Other favorite foods: Soups and stews. I do make a clam chowder that is to die for. I am working on perfecting my tomato soup, as well as beef stew. For that, you need to make a demi-glace from scratch, which necessitates hunting down beef bones for soup.

Naturally, the CLUs are not protesting the experiments. The oldest CLU has perfected the making of foccacia bread. I guess, being male, he has serious upper body strength, and when it says to knead the dough for eight minutes and not add any flour, he will knead it for eight minutes.

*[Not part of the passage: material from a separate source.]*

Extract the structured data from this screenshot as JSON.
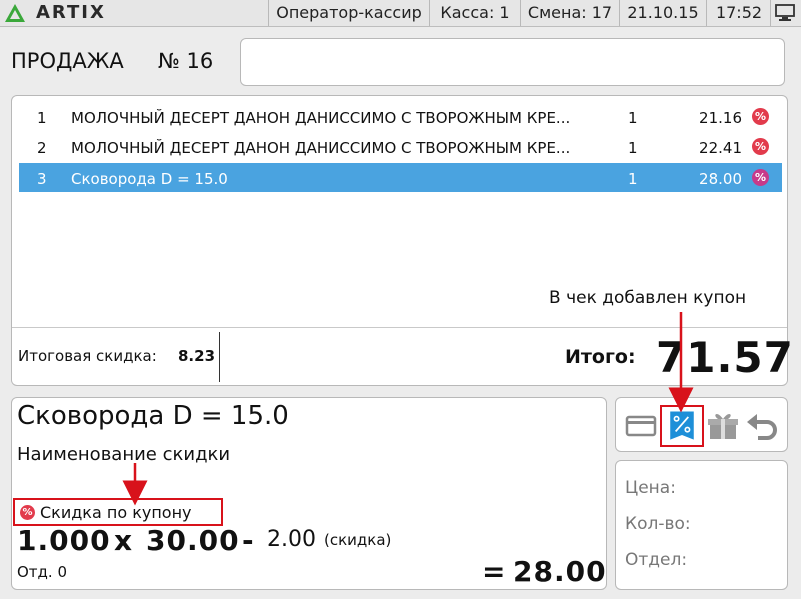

Oh is it GOOD and rivals anything Panera Bread or any other bakery can put out.

Wonder what he could do with ciabatta...

Posted by: Cricket at December 18, 2008 06:42 AM

Cricket, maybe he can just go into the Zone and space out for those 8 minutes and not have to think about anything, eh?

Posted by: Ymarsakar at December 18, 2008 03:08 PM

how bout sabu sabu? (and durien?) ah

I'm not good with the names, as I usually can't keep in memory the various names of all the various imported foods or what not.

Posted by: Ymarsakar at December 18, 2008 03:08 PM

This stuff is pretty good, although I'd try to get (or grind myself) some powdered brown sugar rather than white sugar, which will make the color more accurate....

Dog Food


Posted by: Obloodyhell at December 20, 2008 04:04 AM